Word for word, reproduce the data that follows.

++++ Dataset extract

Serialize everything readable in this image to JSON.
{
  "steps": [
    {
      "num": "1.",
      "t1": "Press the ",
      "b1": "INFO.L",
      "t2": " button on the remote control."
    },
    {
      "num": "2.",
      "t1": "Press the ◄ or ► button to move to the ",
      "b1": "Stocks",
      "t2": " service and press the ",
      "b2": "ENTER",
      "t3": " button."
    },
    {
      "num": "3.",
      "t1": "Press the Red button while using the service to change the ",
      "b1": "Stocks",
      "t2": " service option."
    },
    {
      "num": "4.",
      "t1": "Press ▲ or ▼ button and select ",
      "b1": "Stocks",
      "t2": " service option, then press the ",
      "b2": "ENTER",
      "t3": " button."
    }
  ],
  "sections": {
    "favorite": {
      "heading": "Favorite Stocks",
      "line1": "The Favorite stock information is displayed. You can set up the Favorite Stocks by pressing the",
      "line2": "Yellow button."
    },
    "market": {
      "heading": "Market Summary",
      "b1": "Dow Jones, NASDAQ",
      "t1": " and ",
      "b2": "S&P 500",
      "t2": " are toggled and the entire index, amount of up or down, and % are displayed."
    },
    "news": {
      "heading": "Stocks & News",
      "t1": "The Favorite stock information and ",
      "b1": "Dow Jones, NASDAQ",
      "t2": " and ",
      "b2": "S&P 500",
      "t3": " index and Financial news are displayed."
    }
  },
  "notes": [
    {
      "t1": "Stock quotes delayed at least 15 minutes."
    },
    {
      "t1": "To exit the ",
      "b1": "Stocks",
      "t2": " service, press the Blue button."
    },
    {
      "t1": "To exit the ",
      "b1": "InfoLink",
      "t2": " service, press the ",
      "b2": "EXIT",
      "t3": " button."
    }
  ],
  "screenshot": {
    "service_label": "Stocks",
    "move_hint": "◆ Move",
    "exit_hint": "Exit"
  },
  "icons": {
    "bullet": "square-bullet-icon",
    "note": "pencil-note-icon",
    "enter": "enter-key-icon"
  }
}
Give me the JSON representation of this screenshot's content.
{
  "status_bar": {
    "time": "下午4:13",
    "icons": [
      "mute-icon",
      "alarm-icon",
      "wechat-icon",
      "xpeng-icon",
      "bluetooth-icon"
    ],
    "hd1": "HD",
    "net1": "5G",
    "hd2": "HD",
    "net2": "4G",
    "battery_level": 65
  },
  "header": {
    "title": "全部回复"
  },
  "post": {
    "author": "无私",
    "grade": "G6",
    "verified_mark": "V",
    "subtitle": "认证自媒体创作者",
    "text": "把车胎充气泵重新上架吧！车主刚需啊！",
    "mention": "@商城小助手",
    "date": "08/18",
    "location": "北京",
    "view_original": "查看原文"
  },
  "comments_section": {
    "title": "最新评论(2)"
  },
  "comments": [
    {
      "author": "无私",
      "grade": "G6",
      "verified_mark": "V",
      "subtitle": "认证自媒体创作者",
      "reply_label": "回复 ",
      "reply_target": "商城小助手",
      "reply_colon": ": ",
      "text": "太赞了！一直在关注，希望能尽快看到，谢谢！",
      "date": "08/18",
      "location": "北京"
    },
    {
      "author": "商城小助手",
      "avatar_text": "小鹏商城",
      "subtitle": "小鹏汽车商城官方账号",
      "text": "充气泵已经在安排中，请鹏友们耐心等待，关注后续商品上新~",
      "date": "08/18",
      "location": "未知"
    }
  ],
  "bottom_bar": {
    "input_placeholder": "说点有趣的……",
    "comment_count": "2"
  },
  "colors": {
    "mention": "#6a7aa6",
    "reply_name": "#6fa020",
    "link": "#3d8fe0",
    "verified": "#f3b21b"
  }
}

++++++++

• [The completed task]
Serialize everything readable in this image to JSON.
{
  "steps": [
    {
      "num": "1.",
      "t1": "Press the ",
      "b1": "INFO.L",
      "t2": " button on the remote control."
    },
    {
      "num": "2.",
      "t1": "Press the ◄ or ► button to move to the ",
      "b1": "Stocks",
      "t2": " service and press the ",
      "b2": "ENTER",
      "t3": " button."
    },
    {
      "num": "3.",
      "t1": "Press the Red button while using the service to change the ",
      "b1": "Stocks",
      "t2": " service option."
    },
    {
      "num": "4.",
      "t1": "Press ▲ or ▼ button and select ",
      "b1": "Stocks",
      "t2": " service option, then press the ",
      "b2": "ENTER",
      "t3": " button."
    }
  ],
  "sections": {
    "favorite": {
      "heading": "Favorite Stocks",
      "line1": "The Favorite stock information is displayed. You can set up the Favorite Stocks by pressing the",
      "line2": "Yellow button."
    },
    "market": {
      "heading": "Market Summary",
      "b1": "Dow Jones, NASDAQ",
      "t1": " and ",
      "b2": "S&P 500",
      "t2": " are toggled and the entire index, amount of up or down, and % are displayed."
    },
    "news": {
      "heading": "Stocks & News",
      "t1": "The Favorite stock information and ",
      "b1": "Dow Jones, NASDAQ",
      "t2": " and ",
      "b2": "S&P 500",
      "t3": " index and Financial news are displayed."
    }
  },
  "notes": [
    {
      "t1": "Stock quotes delayed at least 15 minutes."
    },
    {
      "t1": "To exit the ",
      "b1": "Stocks",
      "t2": " service, press the Blue button."
    },
    {
      "t1": "To exit the ",
      "b1": "InfoLink",
      "t2": " service, press the ",
      "b2": "EXIT",
      "t3": " button."
    }
  ],
  "screenshot": {
    "service_label": "Stocks",
    "move_hint": "◆ Move",
    "exit_hint": "Exit"
  },
  "icons": {
    "bullet": "square-bullet-icon",
    "note": "pencil-note-icon",
    "enter": "enter-key-icon"
  }
}
Give me the JSON representation of this screenshot's content.
{
  "status_bar": {
    "time": "下午4:13",
    "icons": [
      "mute-icon",
      "alarm-icon",
      "wechat-icon",
      "xpeng-icon",
      "bluetooth-icon"
    ],
    "hd1": "HD",
    "net1": "5G",
    "hd2": "HD",
    "net2": "4G",
    "battery_level": 65
  },
  "header": {
    "title": "全部回复"
  },
  "post": {
    "author": "无私",
    "grade": "G6",
    "verified_mark": "V",
    "subtitle": "认证自媒体创作者",
    "text": "把车胎充气泵重新上架吧！车主刚需啊！",
    "mention": "@商城小助手",
    "date": "08/18",
    "location": "北京",
    "view_original": "查看原文"
  },
  "comments_section": {
    "title": "最新评论(2)"
  },
  "comments": [
    {
      "author": "无私",
      "grade": "G6",
      "verified_mark": "V",
      "subtitle": "认证自媒体创作者",
      "reply_label": "回复 ",
      "reply_target": "商城小助手",
      "reply_colon": ": ",
      "text": "太赞了！一直在关注，希望能尽快看到，谢谢！",
      "date": "08/18",
      "location": "北京"
    },
    {
      "author": "商城小助手",
      "avatar_text": "小鹏商城",
      "subtitle": "小鹏汽车商城官方账号",
      "text": "充气泵已经在安排中，请鹏友们耐心等待，关注后续商品上新~",
      "date": "08/18",
      "location": "未知"
    }
  ],
  "bottom_bar": {
    "input_placeholder": "说点有趣的……",
    "comment_count": "2"
  },
  "colors": {
    "mention": "#6a7aa6",
    "reply_name": "#6fa020",
    "link": "#3d8fe0",
    "verified": "#f3b21b"
  }
}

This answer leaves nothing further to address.